Ischemic optic neuropathies — where are we now?

Review Article

DOI: 10.1007/s00417-013-2399-z

Cite this article as:
Hayreh, S.S. Graefes Arch Clin Exp Ophthalmol (2013) 251: 1873. doi:10.1007/s00417-013-2399-z

Abstract

Ischemic optic neuropathy is of two types: anterior and posterior. Non-arteritic anterior ischemic optic neuropathy (NA-AION) is the most common type of ischemic optic neuropathy. There are three major misconceptions about NA-AION: (1) that its pathogenesis is not known, (2) that NA-AION and ischemic cerebral stroke are similar in nature, pathogenetically and in management, and (3) that there is no treatment. All these misconceptions are based on lack of in-depth knowledge of the subject. They are discussed in the light of our current scientific knowledge. The pathogenesis of NA-AION is known but is highly complex. NA-AION and ischemic cerebral stroke are very different clinical entities, pathogenetically and in management. Aspirin has no beneficial effect. Corticosteroid therapy during the initial stages can be beneficial. To reduce the risk of development of NA-AION in the other eye or of further visual loss in the same eye, it is essential to reduce as many risk factors as possible. Management of arteritic anterior ischemic optic neuropathy and of posterior ischemic optic neuropathy is discussed.

Keywords

Anterior ischemic optic neuropathyGiant cell arteritisIschemic optic neuropathiesNon-arteritic anterior ischemic optic neuropathyOptic nervePosterior ischemic optic neuropathy

Copyright information

© Springer-Verlag Berlin Heidelberg 2013

Authors and Affiliations
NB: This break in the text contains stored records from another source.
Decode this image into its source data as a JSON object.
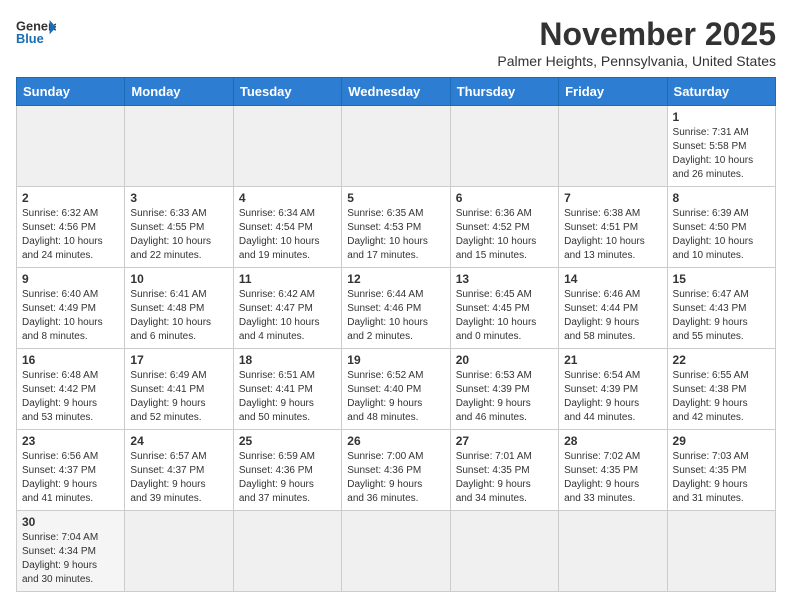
{
  "header": {
    "logo_general": "General",
    "logo_blue": "Blue",
    "month_title": "November 2025",
    "location": "Palmer Heights, Pennsylvania, United States"
  },
  "days_of_week": [
    "Sunday",
    "Monday",
    "Tuesday",
    "Wednesday",
    "Thursday",
    "Friday",
    "Saturday"
  ],
  "weeks": [
    [
      {
        "day": "",
        "info": "",
        "empty": true
      },
      {
        "day": "",
        "info": "",
        "empty": true
      },
      {
        "day": "",
        "info": "",
        "empty": true
      },
      {
        "day": "",
        "info": "",
        "empty": true
      },
      {
        "day": "",
        "info": "",
        "empty": true
      },
      {
        "day": "",
        "info": "",
        "empty": true
      },
      {
        "day": "1",
        "info": "Sunrise: 7:31 AM\nSunset: 5:58 PM\nDaylight: 10 hours\nand 26 minutes."
      }
    ],
    [
      {
        "day": "2",
        "info": "Sunrise: 6:32 AM\nSunset: 4:56 PM\nDaylight: 10 hours\nand 24 minutes."
      },
      {
        "day": "3",
        "info": "Sunrise: 6:33 AM\nSunset: 4:55 PM\nDaylight: 10 hours\nand 22 minutes."
      },
      {
        "day": "4",
        "info": "Sunrise: 6:34 AM\nSunset: 4:54 PM\nDaylight: 10 hours\nand 19 minutes."
      },
      {
        "day": "5",
        "info": "Sunrise: 6:35 AM\nSunset: 4:53 PM\nDaylight: 10 hours\nand 17 minutes."
      },
      {
        "day": "6",
        "info": "Sunrise: 6:36 AM\nSunset: 4:52 PM\nDaylight: 10 hours\nand 15 minutes."
      },
      {
        "day": "7",
        "info": "Sunrise: 6:38 AM\nSunset: 4:51 PM\nDaylight: 10 hours\nand 13 minutes."
      },
      {
        "day": "8",
        "info": "Sunrise: 6:39 AM\nSunset: 4:50 PM\nDaylight: 10 hours\nand 10 minutes."
      }
    ],
    [
      {
        "day": "9",
        "info": "Sunrise: 6:40 AM\nSunset: 4:49 PM\nDaylight: 10 hours\nand 8 minutes."
      },
      {
        "day": "10",
        "info": "Sunrise: 6:41 AM\nSunset: 4:48 PM\nDaylight: 10 hours\nand 6 minutes."
      },
      {
        "day": "11",
        "info": "Sunrise: 6:42 AM\nSunset: 4:47 PM\nDaylight: 10 hours\nand 4 minutes."
      },
      {
        "day": "12",
        "info": "Sunrise: 6:44 AM\nSunset: 4:46 PM\nDaylight: 10 hours\nand 2 minutes."
      },
      {
        "day": "13",
        "info": "Sunrise: 6:45 AM\nSunset: 4:45 PM\nDaylight: 10 hours\nand 0 minutes."
      },
      {
        "day": "14",
        "info": "Sunrise: 6:46 AM\nSunset: 4:44 PM\nDaylight: 9 hours\nand 58 minutes."
      },
      {
        "day": "15",
        "info": "Sunrise: 6:47 AM\nSunset: 4:43 PM\nDaylight: 9 hours\nand 55 minutes."
      }
    ],
    [
      {
        "day": "16",
        "info": "Sunrise: 6:48 AM\nSunset: 4:42 PM\nDaylight: 9 hours\nand 53 minutes."
      },
      {
        "day": "17",
        "info": "Sunrise: 6:49 AM\nSunset: 4:41 PM\nDaylight: 9 hours\nand 52 minutes."
      },
      {
        "day": "18",
        "info": "Sunrise: 6:51 AM\nSunset: 4:41 PM\nDaylight: 9 hours\nand 50 minutes."
      },
      {
        "day": "19",
        "info": "Sunrise: 6:52 AM\nSunset: 4:40 PM\nDaylight: 9 hours\nand 48 minutes."
      },
      {
        "day": "20",
        "info": "Sunrise: 6:53 AM\nSunset: 4:39 PM\nDaylight: 9 hours\nand 46 minutes."
      },
      {
        "day": "21",
        "info": "Sunrise: 6:54 AM\nSunset: 4:39 PM\nDaylight: 9 hours\nand 44 minutes."
      },
      {
        "day": "22",
        "info": "Sunrise: 6:55 AM\nSunset: 4:38 PM\nDaylight: 9 hours\nand 42 minutes."
      }
    ],
    [
      {
        "day": "23",
        "info": "Sunrise: 6:56 AM\nSunset: 4:37 PM\nDaylight: 9 hours\nand 41 minutes."
      },
      {
        "day": "24",
        "info": "Sunrise: 6:57 AM\nSunset: 4:37 PM\nDaylight: 9 hours\nand 39 minutes."
      },
      {
        "day": "25",
        "info": "Sunrise: 6:59 AM\nSunset: 4:36 PM\nDaylight: 9 hours\nand 37 minutes."
      },
      {
        "day": "26",
        "info": "Sunrise: 7:00 AM\nSunset: 4:36 PM\nDaylight: 9 hours\nand 36 minutes."
      },
      {
        "day": "27",
        "info": "Sunrise: 7:01 AM\nSunset: 4:35 PM\nDaylight: 9 hours\nand 34 minutes."
      },
      {
        "day": "28",
        "info": "Sunrise: 7:02 AM\nSunset: 4:35 PM\nDaylight: 9 hours\nand 33 minutes."
      },
      {
        "day": "29",
        "info": "Sunrise: 7:03 AM\nSunset: 4:35 PM\nDaylight: 9 hours\nand 31 minutes."
      }
    ],
    [
      {
        "day": "30",
        "info": "Sunrise: 7:04 AM\nSunset: 4:34 PM\nDaylight: 9 hours\nand 30 minutes."
      },
      {
        "day": "",
        "info": "",
        "empty": true
      },
      {
        "day": "",
        "info": "",
        "empty": true
      },
      {
        "day": "",
        "info": "",
        "empty": true
      },
      {
        "day": "",
        "info": "",
        "empty": true
      },
      {
        "day": "",
        "info": "",
        "empty": true
      },
      {
        "day": "",
        "info": "",
        "empty": true
      }
    ]
  ]
}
  1. 1.Department of Ophthalmology and Visual Sciences, College of MedicineUniversity of IowaIowa CityUSA
  2. 2.Department of Ophthalmology and Visual SciencesUniversity Hospitals & ClinicsIowa CityUSA